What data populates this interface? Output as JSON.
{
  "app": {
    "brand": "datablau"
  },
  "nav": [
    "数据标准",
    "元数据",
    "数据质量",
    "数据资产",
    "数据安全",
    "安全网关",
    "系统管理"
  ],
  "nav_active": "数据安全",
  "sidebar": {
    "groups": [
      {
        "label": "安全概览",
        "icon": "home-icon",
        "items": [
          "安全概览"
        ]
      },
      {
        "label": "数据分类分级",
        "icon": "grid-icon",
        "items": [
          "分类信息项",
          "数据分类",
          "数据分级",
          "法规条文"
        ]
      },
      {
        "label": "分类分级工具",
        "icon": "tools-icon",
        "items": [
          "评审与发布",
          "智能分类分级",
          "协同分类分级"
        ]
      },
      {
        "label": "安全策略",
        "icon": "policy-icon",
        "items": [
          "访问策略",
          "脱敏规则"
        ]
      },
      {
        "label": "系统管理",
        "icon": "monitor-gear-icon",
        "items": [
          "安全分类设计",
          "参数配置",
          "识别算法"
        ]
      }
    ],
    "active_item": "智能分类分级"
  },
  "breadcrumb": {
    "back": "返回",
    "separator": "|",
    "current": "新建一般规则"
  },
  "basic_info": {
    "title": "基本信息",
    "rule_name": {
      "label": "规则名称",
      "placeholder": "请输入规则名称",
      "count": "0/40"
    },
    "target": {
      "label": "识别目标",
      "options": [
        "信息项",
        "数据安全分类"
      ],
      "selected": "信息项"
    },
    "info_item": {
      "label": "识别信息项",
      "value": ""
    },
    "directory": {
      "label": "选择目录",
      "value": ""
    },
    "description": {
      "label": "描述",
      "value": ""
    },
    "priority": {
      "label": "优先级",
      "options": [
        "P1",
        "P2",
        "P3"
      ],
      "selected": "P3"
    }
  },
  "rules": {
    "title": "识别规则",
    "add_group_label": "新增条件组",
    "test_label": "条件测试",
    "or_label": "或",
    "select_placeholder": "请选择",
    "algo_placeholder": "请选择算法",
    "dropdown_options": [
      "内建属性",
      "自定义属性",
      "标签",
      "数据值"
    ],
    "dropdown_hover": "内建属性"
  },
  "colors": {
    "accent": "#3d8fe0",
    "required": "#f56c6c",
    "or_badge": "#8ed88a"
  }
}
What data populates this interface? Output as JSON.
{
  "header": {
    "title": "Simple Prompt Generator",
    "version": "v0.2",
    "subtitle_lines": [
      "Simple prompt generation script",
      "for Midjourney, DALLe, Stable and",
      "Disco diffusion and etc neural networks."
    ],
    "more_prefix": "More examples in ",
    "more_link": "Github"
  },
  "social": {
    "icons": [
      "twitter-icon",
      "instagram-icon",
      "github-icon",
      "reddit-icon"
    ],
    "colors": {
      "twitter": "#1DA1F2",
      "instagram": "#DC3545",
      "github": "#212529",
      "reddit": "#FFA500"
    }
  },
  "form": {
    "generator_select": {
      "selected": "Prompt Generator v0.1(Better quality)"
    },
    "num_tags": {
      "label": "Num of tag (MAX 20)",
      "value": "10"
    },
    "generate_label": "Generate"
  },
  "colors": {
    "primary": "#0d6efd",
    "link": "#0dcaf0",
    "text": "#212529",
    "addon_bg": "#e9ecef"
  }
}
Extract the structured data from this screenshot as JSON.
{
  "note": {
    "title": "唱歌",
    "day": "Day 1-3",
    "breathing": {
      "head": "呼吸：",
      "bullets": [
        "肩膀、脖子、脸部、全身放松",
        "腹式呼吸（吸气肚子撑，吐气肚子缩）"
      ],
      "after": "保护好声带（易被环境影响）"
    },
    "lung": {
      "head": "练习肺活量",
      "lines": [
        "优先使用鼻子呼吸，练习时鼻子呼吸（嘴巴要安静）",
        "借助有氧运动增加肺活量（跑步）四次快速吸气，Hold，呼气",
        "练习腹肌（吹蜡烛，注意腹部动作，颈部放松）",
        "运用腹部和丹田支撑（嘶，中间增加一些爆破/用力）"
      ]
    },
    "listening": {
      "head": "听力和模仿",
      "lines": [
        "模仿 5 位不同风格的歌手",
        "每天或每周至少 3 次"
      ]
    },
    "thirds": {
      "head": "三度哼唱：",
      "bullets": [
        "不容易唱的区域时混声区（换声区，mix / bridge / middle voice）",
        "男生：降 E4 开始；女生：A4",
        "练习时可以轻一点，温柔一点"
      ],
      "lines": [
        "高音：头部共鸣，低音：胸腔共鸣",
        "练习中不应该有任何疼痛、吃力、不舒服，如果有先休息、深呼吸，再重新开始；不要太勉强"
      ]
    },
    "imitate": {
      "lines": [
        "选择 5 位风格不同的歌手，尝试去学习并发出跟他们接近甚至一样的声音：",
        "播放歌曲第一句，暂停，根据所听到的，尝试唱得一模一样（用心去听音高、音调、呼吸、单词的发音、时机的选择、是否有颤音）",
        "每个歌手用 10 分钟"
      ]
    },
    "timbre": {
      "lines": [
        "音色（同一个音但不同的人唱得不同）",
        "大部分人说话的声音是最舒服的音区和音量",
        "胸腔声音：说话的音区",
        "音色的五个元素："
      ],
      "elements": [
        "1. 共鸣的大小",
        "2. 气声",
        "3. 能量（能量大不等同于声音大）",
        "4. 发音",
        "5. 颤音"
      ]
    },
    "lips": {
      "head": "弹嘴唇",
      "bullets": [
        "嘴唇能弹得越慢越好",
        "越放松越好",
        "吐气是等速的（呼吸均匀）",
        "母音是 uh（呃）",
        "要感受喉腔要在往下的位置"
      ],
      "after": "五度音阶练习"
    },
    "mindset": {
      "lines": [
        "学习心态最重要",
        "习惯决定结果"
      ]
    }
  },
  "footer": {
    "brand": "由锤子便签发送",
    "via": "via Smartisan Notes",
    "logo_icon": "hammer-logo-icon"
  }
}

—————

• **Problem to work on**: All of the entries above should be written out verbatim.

• **Output for this task**:
What data populates this interface? Output as JSON.
{
  "app": {
    "brand": "datablau"
  },
  "nav": [
    "数据标准",
    "元数据",
    "数据质量",
    "数据资产",
    "数据安全",
    "安全网关",
    "系统管理"
  ],
  "nav_active": "数据安全",
  "sidebar": {
    "groups": [
      {
        "label": "安全概览",
        "icon": "home-icon",
        "items": [
          "安全概览"
        ]
      },
      {
        "label": "数据分类分级",
        "icon": "grid-icon",
        "items": [
          "分类信息项",
          "数据分类",
          "数据分级",
          "法规条文"
        ]
      },
      {
        "label": "分类分级工具",
        "icon": "tools-icon",
        "items": [
          "评审与发布",
          "智能分类分级",
          "协同分类分级"
        ]
      },
      {
        "label": "安全策略",
        "icon": "policy-icon",
        "items": [
          "访问策略",
          "脱敏规则"
        ]
      },
      {
        "label": "系统管理",
        "icon": "monitor-gear-icon",
        "items": [
          "安全分类设计",
          "参数配置",
          "识别算法"
        ]
      }
    ],
    "active_item": "智能分类分级"
  },
  "breadcrumb": {
    "back": "返回",
    "separator": "|",
    "current": "新建一般规则"
  },
  "basic_info": {
    "title": "基本信息",
    "rule_name": {
      "label": "规则名称",
      "placeholder": "请输入规则名称",
      "count": "0/40"
    },
    "target": {
      "label": "识别目标",
      "options": [
        "信息项",
        "数据安全分类"
      ],
      "selected": "信息项"
    },
    "info_item": {
      "label": "识别信息项",
      "value": ""
    },
    "directory": {
      "label": "选择目录",
      "value": ""
    },
    "description": {
      "label": "描述",
      "value": ""
    },
    "priority": {
      "label": "优先级",
      "options": [
        "P1",
        "P2",
        "P3"
      ],
      "selected": "P3"
    }
  },
  "rules": {
    "title": "识别规则",
    "add_group_label": "新增条件组",
    "test_label": "条件测试",
    "or_label": "或",
    "select_placeholder": "请选择",
    "algo_placeholder": "请选择算法",
    "dropdown_options": [
      "内建属性",
      "自定义属性",
      "标签",
      "数据值"
    ],
    "dropdown_hover": "内建属性"
  },
  "colors": {
    "accent": "#3d8fe0",
    "required": "#f56c6c",
    "or_badge": "#8ed88a"
  }
}
What data populates this interface? Output as JSON.
{
  "header": {
    "title": "Simple Prompt Generator",
    "version": "v0.2",
    "subtitle_lines": [
      "Simple prompt generation script",
      "for Midjourney, DALLe, Stable and",
      "Disco diffusion and etc neural networks."
    ],
    "more_prefix": "More examples in ",
    "more_link": "Github"
  },
  "social": {
    "icons": [
      "twitter-icon",
      "instagram-icon",
      "github-icon",
      "reddit-icon"
    ],
    "colors": {
      "twitter": "#1DA1F2",
      "instagram": "#DC3545",
      "github": "#212529",
      "reddit": "#FFA500"
    }
  },
  "form": {
    "generator_select": {
      "selected": "Prompt Generator v0.1(Better quality)"
    },
    "num_tags": {
      "label": "Num of tag (MAX 20)",
      "value": "10"
    },
    "generate_label": "Generate"
  },
  "colors": {
    "primary": "#0d6efd",
    "link": "#0dcaf0",
    "text": "#212529",
    "addon_bg": "#e9ecef"
  }
}
Extract the structured data from this screenshot as JSON.
{
  "note": {
    "title": "唱歌",
    "day": "Day 1-3",
    "breathing": {
      "head": "呼吸：",
      "bullets": [
        "肩膀、脖子、脸部、全身放松",
        "腹式呼吸（吸气肚子撑，吐气肚子缩）"
      ],
      "after": "保护好声带（易被环境影响）"
    },
    "lung": {
      "head": "练习肺活量",
      "lines": [
        "优先使用鼻子呼吸，练习时鼻子呼吸（嘴巴要安静）",
        "借助有氧运动增加肺活量（跑步）四次快速吸气，Hold，呼气",
        "练习腹肌（吹蜡烛，注意腹部动作，颈部放松）",
        "运用腹部和丹田支撑（嘶，中间增加一些爆破/用力）"
      ]
    },
    "listening": {
      "head": "听力和模仿",
      "lines": [
        "模仿 5 位不同风格的歌手",
        "每天或每周至少 3 次"
      ]
    },
    "thirds": {
      "head": "三度哼唱：",
      "bullets": [
        "不容易唱的区域时混声区（换声区，mix / bridge / middle voice）",
        "男生：降 E4 开始；女生：A4",
        "练习时可以轻一点，温柔一点"
      ],
      "lines": [
        "高音：头部共鸣，低音：胸腔共鸣",
        "练习中不应该有任何疼痛、吃力、不舒服，如果有先休息、深呼吸，再重新开始；不要太勉强"
      ]
    },
    "imitate": {
      "lines": [
        "选择 5 位风格不同的歌手，尝试去学习并发出跟他们接近甚至一样的声音：",
        "播放歌曲第一句，暂停，根据所听到的，尝试唱得一模一样（用心去听音高、音调、呼吸、单词的发音、时机的选择、是否有颤音）",
        "每个歌手用 10 分钟"
      ]
    },
    "timbre": {
      "lines": [
        "音色（同一个音但不同的人唱得不同）",
        "大部分人说话的声音是最舒服的音区和音量",
        "胸腔声音：说话的音区",
        "音色的五个元素："
      ],
      "elements": [
        "1. 共鸣的大小",
        "2. 气声",
        "3. 能量（能量大不等同于声音大）",
        "4. 发音",
        "5. 颤音"
      ]
    },
    "lips": {
      "head": "弹嘴唇",
      "bullets": [
        "嘴唇能弹得越慢越好",
        "越放松越好",
        "吐气是等速的（呼吸均匀）",
        "母音是 uh（呃）",
        "要感受喉腔要在往下的位置"
      ],
      "after": "五度音阶练习"
    },
    "mindset": {
      "lines": [
        "学习心态最重要",
        "习惯决定结果"
      ]
    }
  },
  "footer": {
    "brand": "由锤子便签发送",
    "via": "via Smartisan Notes",
    "logo_icon": "hammer-logo-icon"
  }
}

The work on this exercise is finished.